*DATASET EXTRACT*.
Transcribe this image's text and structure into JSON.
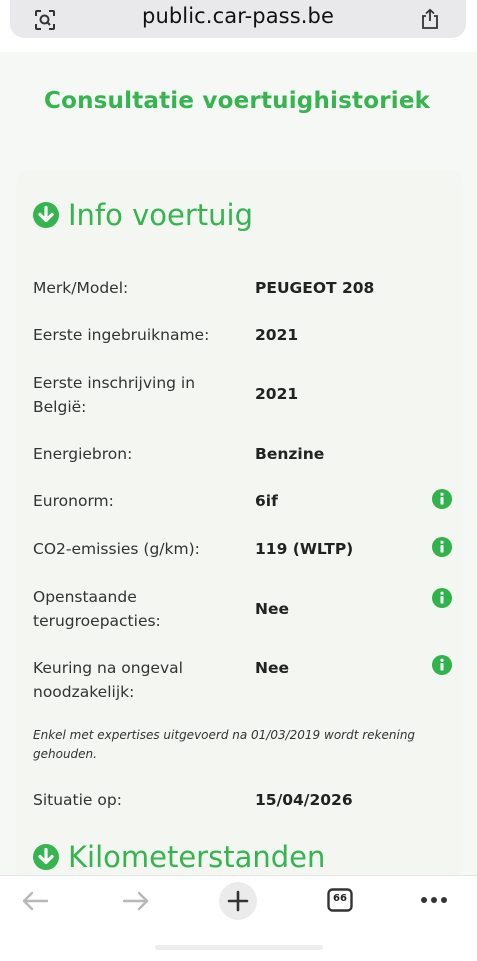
{
  "browser": {
    "url": "public.car-pass.be",
    "tabs_count": "66"
  },
  "page": {
    "title": "Consultatie voertuighistoriek"
  },
  "info_section": {
    "title": "Info voertuig",
    "rows": [
      {
        "label": "Merk/Model:",
        "value": "PEUGEOT 208"
      },
      {
        "label": "Eerste ingebruikname:",
        "value": "2021"
      },
      {
        "label": "Eerste inschrijving in België:",
        "value": "2021"
      },
      {
        "label": "Energiebron:",
        "value": "Benzine"
      },
      {
        "label": "Euronorm:",
        "value": "6if"
      },
      {
        "label": "CO2-emissies (g/km):",
        "value": "119 (WLTP)"
      },
      {
        "label": "Openstaande terugroepacties:",
        "value": "Nee"
      },
      {
        "label": "Keuring na ongeval noodzakelijk:",
        "value": "Nee"
      }
    ],
    "note": "Enkel met expertises uitgevoerd na 01/03/2019 wordt rekening gehouden.",
    "situation_label": "Situatie op:",
    "situation_value": "15/04/2026"
  },
  "km_section": {
    "title": "Kilometerstanden"
  },
  "colors": {
    "brand_green": "#35b450",
    "info_icon": "#2fb34a"
  }
}
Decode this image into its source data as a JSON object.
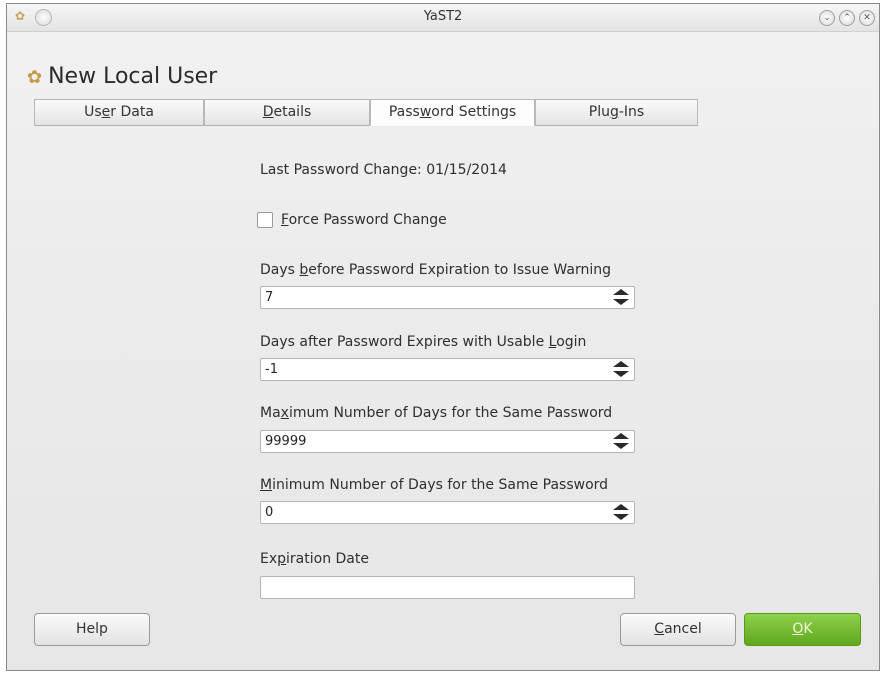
{
  "window": {
    "title": "YaST2"
  },
  "header": {
    "title": "New Local User",
    "icon": "users-icon"
  },
  "tabs": [
    {
      "pre": "Us",
      "acc": "e",
      "post": "r Data",
      "active": false
    },
    {
      "pre": "",
      "acc": "D",
      "post": "etails",
      "active": false
    },
    {
      "pre": "Pass",
      "acc": "w",
      "post": "ord Settings",
      "active": true
    },
    {
      "pre": "Plu",
      "acc": "g",
      "post": "-Ins",
      "active": false
    }
  ],
  "form": {
    "last_change": "Last Password Change: 01/15/2014",
    "force_change": {
      "pre": "",
      "acc": "F",
      "post": "orce Password Change",
      "checked": false
    },
    "warn_days": {
      "pre": "Days ",
      "acc": "b",
      "post": "efore Password Expiration to Issue Warning",
      "value": "7"
    },
    "inactive_days": {
      "pre": "Days after Password Expires with Usable ",
      "acc": "L",
      "post": "ogin",
      "value": "-1"
    },
    "max_days": {
      "pre": "Ma",
      "acc": "x",
      "post": "imum Number of Days for the Same Password",
      "value": "99999"
    },
    "min_days": {
      "pre": "",
      "acc": "M",
      "post": "inimum Number of Days for the Same Password",
      "value": "0"
    },
    "expiration": {
      "pre": "Ex",
      "acc": "p",
      "post": "iration Date",
      "value": ""
    }
  },
  "buttons": {
    "help": "Help",
    "cancel": {
      "pre": "",
      "acc": "C",
      "post": "ancel"
    },
    "ok": {
      "pre": "",
      "acc": "O",
      "post": "K"
    }
  },
  "colors": {
    "ok_button": "#6cb22a",
    "window_bg": "#ececec"
  }
}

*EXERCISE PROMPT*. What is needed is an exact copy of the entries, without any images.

*TASK OUTPUT*.
Transcribe this image's text and structure into JSON.
{
  "browser": {
    "url": "public.car-pass.be",
    "tabs_count": "66"
  },
  "page": {
    "title": "Consultatie voertuighistoriek"
  },
  "info_section": {
    "title": "Info voertuig",
    "rows": [
      {
        "label": "Merk/Model:",
        "value": "PEUGEOT 208"
      },
      {
        "label": "Eerste ingebruikname:",
        "value": "2021"
      },
      {
        "label": "Eerste inschrijving in België:",
        "value": "2021"
      },
      {
        "label": "Energiebron:",
        "value": "Benzine"
      },
      {
        "label": "Euronorm:",
        "value": "6if"
      },
      {
        "label": "CO2-emissies (g/km):",
        "value": "119 (WLTP)"
      },
      {
        "label": "Openstaande terugroepacties:",
        "value": "Nee"
      },
      {
        "label": "Keuring na ongeval noodzakelijk:",
        "value": "Nee"
      }
    ],
    "note": "Enkel met expertises uitgevoerd na 01/03/2019 wordt rekening gehouden.",
    "situation_label": "Situatie op:",
    "situation_value": "15/04/2026"
  },
  "km_section": {
    "title": "Kilometerstanden"
  },
  "colors": {
    "brand_green": "#35b450",
    "info_icon": "#2fb34a"
  }
}
Decode this image into its source data as a JSON object.
{
  "window": {
    "title": "YaST2"
  },
  "header": {
    "title": "New Local User",
    "icon": "users-icon"
  },
  "tabs": [
    {
      "pre": "Us",
      "acc": "e",
      "post": "r Data",
      "active": false
    },
    {
      "pre": "",
      "acc": "D",
      "post": "etails",
      "active": false
    },
    {
      "pre": "Pass",
      "acc": "w",
      "post": "ord Settings",
      "active": true
    },
    {
      "pre": "Plu",
      "acc": "g",
      "post": "-Ins",
      "active": false
    }
  ],
  "form": {
    "last_change": "Last Password Change: 01/15/2014",
    "force_change": {
      "pre": "",
      "acc": "F",
      "post": "orce Password Change",
      "checked": false
    },
    "warn_days": {
      "pre": "Days ",
      "acc": "b",
      "post": "efore Password Expiration to Issue Warning",
      "value": "7"
    },
    "inactive_days": {
      "pre": "Days after Password Expires with Usable ",
      "acc": "L",
      "post": "ogin",
      "value": "-1"
    },
    "max_days": {
      "pre": "Ma",
      "acc": "x",
      "post": "imum Number of Days for the Same Password",
      "value": "99999"
    },
    "min_days": {
      "pre": "",
      "acc": "M",
      "post": "inimum Number of Days for the Same Password",
      "value": "0"
    },
    "expiration": {
      "pre": "Ex",
      "acc": "p",
      "post": "iration Date",
      "value": ""
    }
  },
  "buttons": {
    "help": "Help",
    "cancel": {
      "pre": "",
      "acc": "C",
      "post": "ancel"
    },
    "ok": {
      "pre": "",
      "acc": "O",
      "post": "K"
    }
  },
  "colors": {
    "ok_button": "#6cb22a",
    "window_bg": "#ececec"
  }
}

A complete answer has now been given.